━━━ Data extract
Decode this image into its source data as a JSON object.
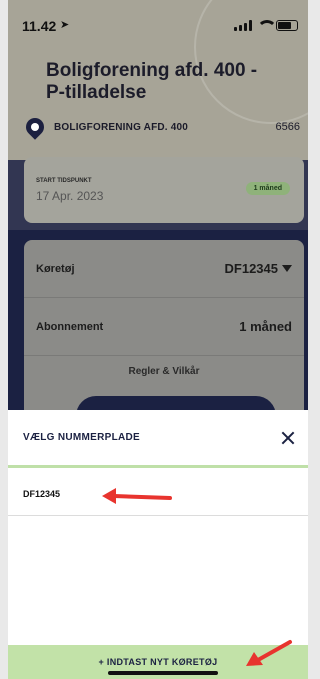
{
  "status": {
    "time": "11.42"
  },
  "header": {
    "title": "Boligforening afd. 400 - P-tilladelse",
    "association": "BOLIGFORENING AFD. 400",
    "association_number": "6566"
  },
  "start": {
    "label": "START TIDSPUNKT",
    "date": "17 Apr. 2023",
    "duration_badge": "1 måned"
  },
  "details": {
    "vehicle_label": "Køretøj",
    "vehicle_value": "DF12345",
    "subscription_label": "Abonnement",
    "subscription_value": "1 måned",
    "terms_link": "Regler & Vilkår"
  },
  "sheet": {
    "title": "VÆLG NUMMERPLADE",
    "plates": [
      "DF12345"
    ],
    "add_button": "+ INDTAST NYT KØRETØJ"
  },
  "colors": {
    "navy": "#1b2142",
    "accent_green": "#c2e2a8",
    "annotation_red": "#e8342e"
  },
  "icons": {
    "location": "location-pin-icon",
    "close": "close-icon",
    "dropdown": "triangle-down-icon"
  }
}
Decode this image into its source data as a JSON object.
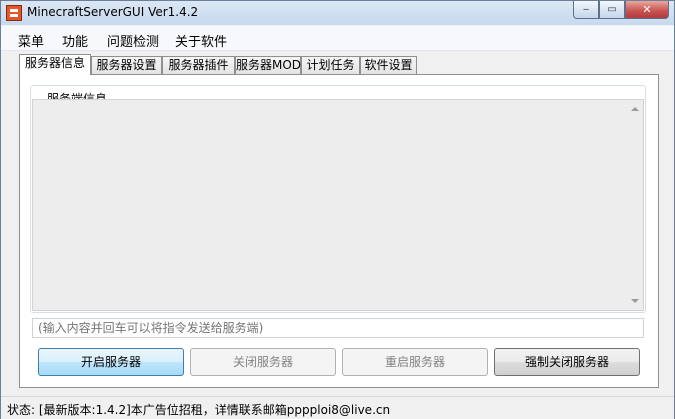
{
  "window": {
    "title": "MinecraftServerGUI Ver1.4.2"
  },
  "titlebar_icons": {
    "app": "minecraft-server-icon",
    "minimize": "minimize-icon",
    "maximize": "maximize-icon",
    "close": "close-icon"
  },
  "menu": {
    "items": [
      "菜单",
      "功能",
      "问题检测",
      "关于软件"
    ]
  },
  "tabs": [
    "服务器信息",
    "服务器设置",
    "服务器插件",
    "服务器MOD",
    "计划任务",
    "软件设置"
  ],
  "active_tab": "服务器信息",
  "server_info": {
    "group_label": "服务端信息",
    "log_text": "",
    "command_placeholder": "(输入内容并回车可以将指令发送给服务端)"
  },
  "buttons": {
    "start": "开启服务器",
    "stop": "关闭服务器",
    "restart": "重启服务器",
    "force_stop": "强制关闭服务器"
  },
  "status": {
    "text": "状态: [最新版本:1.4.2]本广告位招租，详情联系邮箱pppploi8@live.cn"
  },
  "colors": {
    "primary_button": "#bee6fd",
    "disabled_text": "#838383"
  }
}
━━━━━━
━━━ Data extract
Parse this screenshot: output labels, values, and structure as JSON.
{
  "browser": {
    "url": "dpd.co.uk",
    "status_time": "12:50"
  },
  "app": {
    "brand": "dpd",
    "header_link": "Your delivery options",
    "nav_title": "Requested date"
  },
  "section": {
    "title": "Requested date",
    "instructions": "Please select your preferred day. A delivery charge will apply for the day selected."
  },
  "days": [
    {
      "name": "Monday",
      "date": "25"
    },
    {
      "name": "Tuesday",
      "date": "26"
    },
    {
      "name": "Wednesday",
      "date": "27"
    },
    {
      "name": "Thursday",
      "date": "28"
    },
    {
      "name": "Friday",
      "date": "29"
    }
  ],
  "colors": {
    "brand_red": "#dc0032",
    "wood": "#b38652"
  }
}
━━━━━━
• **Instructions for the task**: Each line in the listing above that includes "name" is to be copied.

• **Output for this task**:
      "name": "Monday",
      "name": "Tuesday",
      "name": "Wednesday",
      "name": "Thursday",
      "name": "Friday",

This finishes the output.